Book Review: Guide to U.S. Government Practice of Global Sharing of Personal Information
By Janet Steinman, CIPP/US
When information sharing using computer technology began in the 1970s, the issues were mainly the coordination of government benefits for foreign nationals living or working abroad. As time has passed and the issues have broadened to sharing personally identifiable information (PPI) in order to investigate and prevent international crime—including fraud that could harm market integrity, and most notably, terrorism—data protection laws and international agreements have become more widespread and complex. New U.S. and international data privacy and security principles have also become more numerous and complicated.
John W. Kropf, CIPP/US, CIPP/G, a lawyer whose career has included serving in the U.S. Department of Homeland Security, U.S. Department of State and USAID, has brought together a considerable amount of information regarding these principles, standards and agreements and written about them in the Guide to US Government Practice on Global Sharing of Personal Information.
In addition to the laws of individual nations, there are various Memoranda of Understanding, Mutual Legal Assistance Treaties and other treaties between the U.S. government and foreign governments. The plethora of laws, the question of which laws apply to particular transactions, which agency administers the laws, what the private sector is required to do and what it is prohibited from doing and the international agreements in data protection pose a complex tangle of questions for the legal professional. This guide makes the research regarding international agreements and the principles behind them considerably easier.
Kropf’s introduction includes sections on political, legal, foreign policy and national security considerations. Since September 11, 2001, public safety and law enforcement are uppermost in the minds of individuals and their governments. The U.S. has entered into a number of agreements to share PII with foreign nations. Who the U.S. federal government shares information with depends on that nation’s privacy laws, how close an ally they are, the due process protections they provide and their general track record of trustworthiness.
This guide sets forth the U.S. principles that are reflected in these agreements. They are Fair Information Practice Principles (FIPPS), the U.S. information sharing environment, information sharing guidelines plus principles regarding both obtaining and sharing information from foreign governments. The Department of Homeland Security (DHS) was the first U.S. agency to adopt FIPPS following 9/11. FIPPS include that the existence of and reason for the collection of data should be communicated to the data subject and that the PII should be handled securely.
Other U.S. principles include The Intelligence Reform and Terrorism Prevention Act of 2004, which established the Information Sharing Environment (ISE), “an approach that facilitates the sharing of terrorism information.” Based on the ISE, the U.S. exchanges biographic and biometric information with foreign partners about known and suspected terrorists.
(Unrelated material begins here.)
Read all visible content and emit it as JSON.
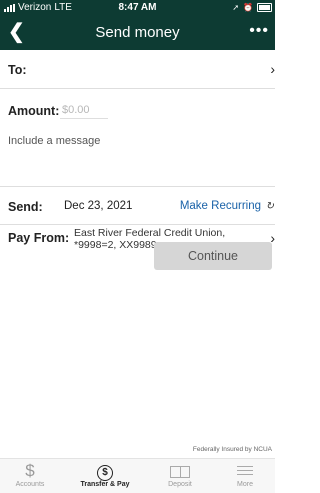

The U.S. also shares such information with international crime-solving entities such as INTERPOL. Kropf also discusses international principles from APEC and OECD.
There is a chapter on practices by the U.S. government, which include collection and use limitations, third-party disclosure questions and special issues regarding the EU. Many countries, particularly in Europe, consider data privacy to be a basic human right and say so in their constitutions. The U.S. has a less expansive concept of protecting PII. These and other principles are set forth in the EU-U.S. High Level Contract Group (HLCG), which includes the universally recognized FIPPs. Onward transfers to third countries, from either the sending party or a private party, may only occur if permitted under the domestic privacy laws of the receiving country and in accordance with applicable international arrangements and agreements between the sending and receiving countries.
The heart of the guide is, of course, the information sharing agreements themselves. While not exhaustive, these provide useful and hard-to-find examples of the issues considered and the language used to address them. Both U.S. government and international PII-sharing agreements are presented. In addition to the U.S. DHS, FTC, SSA, Department of the Treasury and the CFTC, there are a total of nine U.S. government entities that administer such agreements with foreign public entities.
This reader would have benefitted from a glossary of the multitude of acronyms, a list of all the treaties discussed and an expanded index. Kropf’s book otherwise fills a need for readily accessible information on the topic. It provides an outstanding overview of U.S. and foreign laws of PII protection and how they are addressed between U.S. and foreign governments, the reasons behind them and useful examples.
Janet Steinman, JD, CIPP/US, is a member of the Harvard Law School Online Media Legal network and the American Bar Association Advisory Panel. She is experienced in laws on information technology, data licensing, e-commerce, computer technology, software development and licensing, U.S. and foreign data privacy and security laws including HIPAA and GLBA, among others.